Trailside Shopping Ops

Cottonwood campground in Big Bend National Park, Texas, has many usual campground attractions and way more.  We watched coyotes trot casually across our backyard.  Roadrunners scurried a few steps, cranked their tails up and down, scurried, cranked, scurried, cranked. Then a neighbor alerted us of spectacular nature trail sunsets–and shopping.  Not just any shopping, illicit border infiltration shopping! Before we got to the nature trail to peruse the wares, we discovered another shopping outlet on a scenic overlook.  As we took in the view, Steve noticed a man across the Rio Grande who climbed into a boat and rowed our […]


Rowboat to Mexico

Red flags lofted at the suggestion of a side trip to Mexico, so I asked the Information Desk staffer in Big Bend National Park. “You are safer here than in your home town,” she claimed.  (Apparently she considers the Mexican village of Boquillas part of Big Bend.) The next surprise was the Port of Entry, a nice official building on a dirt path leading to the Rio Grande River–no road, no bridge, no Immigration officials, just a friendly Parks employee who prompted us to check and see if our passports were expired or we’d picked up another family member’s by […]


Hi Jolly Who?

A sign pointing the way to Hi Jolly Monument caught my eye in Quartzsite, Arizona, so I checked Google and found that yes, I wanted to see Hi Jolly Monument.  Hi Jolly, AKA Hadji Ali, was a camel driver recruited from Syria to help run Jefferson Davis’ experimental transportation project.  Who knew that the US imported 74 camels to haul freight across the “Great American Desert in the 1850s?” If only the Civil War hadn’t trampled the effort, the Southwest might be crawling with camels today, and camels are cool! At least some of the Corps’ camels were freed to […]


How Do These Holes Happen?

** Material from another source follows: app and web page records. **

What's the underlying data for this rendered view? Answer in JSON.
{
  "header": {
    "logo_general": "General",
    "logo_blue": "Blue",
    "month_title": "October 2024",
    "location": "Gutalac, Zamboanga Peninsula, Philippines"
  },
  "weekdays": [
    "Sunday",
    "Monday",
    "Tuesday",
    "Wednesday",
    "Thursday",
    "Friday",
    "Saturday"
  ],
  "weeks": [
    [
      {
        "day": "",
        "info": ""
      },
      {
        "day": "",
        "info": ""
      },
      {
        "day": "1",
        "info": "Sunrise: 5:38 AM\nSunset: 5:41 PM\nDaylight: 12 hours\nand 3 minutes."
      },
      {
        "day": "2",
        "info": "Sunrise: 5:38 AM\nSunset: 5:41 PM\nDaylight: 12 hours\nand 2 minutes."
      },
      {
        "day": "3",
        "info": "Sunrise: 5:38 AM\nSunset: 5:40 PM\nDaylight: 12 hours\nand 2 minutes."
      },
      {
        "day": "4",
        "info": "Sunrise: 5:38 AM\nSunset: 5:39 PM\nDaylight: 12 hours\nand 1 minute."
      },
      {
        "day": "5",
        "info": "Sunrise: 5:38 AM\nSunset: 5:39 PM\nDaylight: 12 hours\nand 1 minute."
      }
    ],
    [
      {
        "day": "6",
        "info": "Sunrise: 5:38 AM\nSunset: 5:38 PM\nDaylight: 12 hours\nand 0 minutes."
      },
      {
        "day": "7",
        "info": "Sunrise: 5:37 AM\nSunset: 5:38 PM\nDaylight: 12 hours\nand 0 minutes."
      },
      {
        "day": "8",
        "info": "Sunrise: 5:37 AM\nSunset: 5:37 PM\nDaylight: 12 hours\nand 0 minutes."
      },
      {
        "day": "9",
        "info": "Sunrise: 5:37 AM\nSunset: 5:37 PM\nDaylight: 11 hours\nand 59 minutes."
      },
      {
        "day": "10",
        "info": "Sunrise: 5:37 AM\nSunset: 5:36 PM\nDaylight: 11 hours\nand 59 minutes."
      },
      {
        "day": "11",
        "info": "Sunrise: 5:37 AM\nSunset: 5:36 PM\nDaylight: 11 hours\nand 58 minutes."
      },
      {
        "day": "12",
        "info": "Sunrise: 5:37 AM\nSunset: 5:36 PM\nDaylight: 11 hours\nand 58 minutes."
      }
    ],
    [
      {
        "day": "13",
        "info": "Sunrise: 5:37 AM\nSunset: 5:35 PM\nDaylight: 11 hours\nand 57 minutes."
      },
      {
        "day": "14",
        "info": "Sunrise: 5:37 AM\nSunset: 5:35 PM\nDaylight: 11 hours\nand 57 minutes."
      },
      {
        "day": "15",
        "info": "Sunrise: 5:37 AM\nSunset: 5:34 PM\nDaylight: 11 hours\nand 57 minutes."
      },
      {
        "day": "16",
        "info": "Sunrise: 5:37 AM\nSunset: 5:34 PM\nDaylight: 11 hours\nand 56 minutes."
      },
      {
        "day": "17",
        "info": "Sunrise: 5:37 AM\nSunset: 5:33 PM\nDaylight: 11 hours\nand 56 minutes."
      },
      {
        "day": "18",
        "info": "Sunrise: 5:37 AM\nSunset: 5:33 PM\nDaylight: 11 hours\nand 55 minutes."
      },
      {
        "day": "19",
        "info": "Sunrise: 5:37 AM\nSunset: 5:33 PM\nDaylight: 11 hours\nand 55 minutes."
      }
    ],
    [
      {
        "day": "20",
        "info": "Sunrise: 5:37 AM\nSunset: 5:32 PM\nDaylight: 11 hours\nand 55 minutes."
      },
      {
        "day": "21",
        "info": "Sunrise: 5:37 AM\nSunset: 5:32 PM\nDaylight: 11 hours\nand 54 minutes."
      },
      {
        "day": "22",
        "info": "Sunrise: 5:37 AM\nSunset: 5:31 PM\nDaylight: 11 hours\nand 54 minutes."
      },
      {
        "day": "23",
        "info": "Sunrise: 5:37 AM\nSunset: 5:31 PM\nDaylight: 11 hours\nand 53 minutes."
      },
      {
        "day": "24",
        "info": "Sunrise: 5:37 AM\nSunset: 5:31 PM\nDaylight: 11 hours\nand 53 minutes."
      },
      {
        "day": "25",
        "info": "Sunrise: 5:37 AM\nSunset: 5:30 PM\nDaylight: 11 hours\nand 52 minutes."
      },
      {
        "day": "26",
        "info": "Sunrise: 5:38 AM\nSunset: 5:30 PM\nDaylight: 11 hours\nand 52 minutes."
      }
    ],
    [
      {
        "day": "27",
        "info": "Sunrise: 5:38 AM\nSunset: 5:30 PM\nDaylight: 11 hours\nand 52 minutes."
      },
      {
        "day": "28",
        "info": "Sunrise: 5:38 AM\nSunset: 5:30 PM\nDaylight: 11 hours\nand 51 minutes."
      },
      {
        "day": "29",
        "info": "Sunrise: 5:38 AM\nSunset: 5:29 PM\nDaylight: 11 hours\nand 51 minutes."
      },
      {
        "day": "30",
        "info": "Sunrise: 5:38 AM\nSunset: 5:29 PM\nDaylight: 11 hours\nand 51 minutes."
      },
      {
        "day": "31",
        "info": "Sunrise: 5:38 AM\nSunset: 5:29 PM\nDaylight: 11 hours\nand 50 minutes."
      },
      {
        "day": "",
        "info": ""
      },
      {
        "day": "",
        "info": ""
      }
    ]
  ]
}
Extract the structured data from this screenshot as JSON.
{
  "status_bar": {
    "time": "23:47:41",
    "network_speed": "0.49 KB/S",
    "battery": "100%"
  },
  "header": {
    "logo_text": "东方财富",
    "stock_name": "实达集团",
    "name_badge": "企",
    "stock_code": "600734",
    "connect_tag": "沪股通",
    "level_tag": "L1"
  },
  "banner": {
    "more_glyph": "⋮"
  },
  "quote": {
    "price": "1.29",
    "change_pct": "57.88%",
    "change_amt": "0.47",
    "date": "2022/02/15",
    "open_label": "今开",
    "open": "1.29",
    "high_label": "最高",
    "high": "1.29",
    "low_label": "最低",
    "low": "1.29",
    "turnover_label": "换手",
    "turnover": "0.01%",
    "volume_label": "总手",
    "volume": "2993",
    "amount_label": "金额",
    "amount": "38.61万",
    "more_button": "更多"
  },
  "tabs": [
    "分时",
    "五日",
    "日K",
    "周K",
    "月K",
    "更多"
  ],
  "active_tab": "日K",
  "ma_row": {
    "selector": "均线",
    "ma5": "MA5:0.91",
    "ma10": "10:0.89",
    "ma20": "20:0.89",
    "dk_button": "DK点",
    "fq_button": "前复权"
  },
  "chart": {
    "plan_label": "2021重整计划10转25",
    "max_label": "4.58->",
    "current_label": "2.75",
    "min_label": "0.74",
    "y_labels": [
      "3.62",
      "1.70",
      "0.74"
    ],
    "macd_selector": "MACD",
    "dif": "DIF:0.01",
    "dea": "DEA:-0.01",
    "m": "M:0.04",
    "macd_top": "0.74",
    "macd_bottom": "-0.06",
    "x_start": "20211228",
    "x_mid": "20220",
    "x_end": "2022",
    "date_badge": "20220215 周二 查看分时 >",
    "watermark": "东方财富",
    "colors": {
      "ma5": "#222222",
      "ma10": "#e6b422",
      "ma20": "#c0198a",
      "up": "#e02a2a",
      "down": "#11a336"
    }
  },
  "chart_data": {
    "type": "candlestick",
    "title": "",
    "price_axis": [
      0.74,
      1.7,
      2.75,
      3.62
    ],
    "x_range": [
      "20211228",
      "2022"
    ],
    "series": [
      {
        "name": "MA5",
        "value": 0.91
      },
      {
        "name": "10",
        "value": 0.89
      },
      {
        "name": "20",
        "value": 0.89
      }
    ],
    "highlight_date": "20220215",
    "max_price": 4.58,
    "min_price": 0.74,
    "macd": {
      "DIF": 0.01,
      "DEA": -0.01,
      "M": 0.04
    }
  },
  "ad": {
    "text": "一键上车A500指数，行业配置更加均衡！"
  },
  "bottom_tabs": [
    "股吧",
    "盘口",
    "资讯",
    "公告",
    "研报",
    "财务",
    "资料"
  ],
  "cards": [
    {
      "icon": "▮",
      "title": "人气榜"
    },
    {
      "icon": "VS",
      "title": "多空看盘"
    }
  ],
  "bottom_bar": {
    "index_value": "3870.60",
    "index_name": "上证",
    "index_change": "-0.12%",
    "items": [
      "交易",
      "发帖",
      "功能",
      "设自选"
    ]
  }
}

I hadn’t expected anything like this when we hiked to one of the highlights recommended in Big Bend National Park.  Tinaja is Spanish for pond, so I’d assumed oasis which would naturally be a big draw in arid Big Bend.  The formations were even cooler though, especially when a fox trotted into the canyon and left a deposit in my path.  (Apparently he was delivering a message: get outta my yard!) On seeing the tinajas, the holes’ symmetry made me wonder if people had somehow bored them.  But who would have taken so much trouble, and why? A month later […]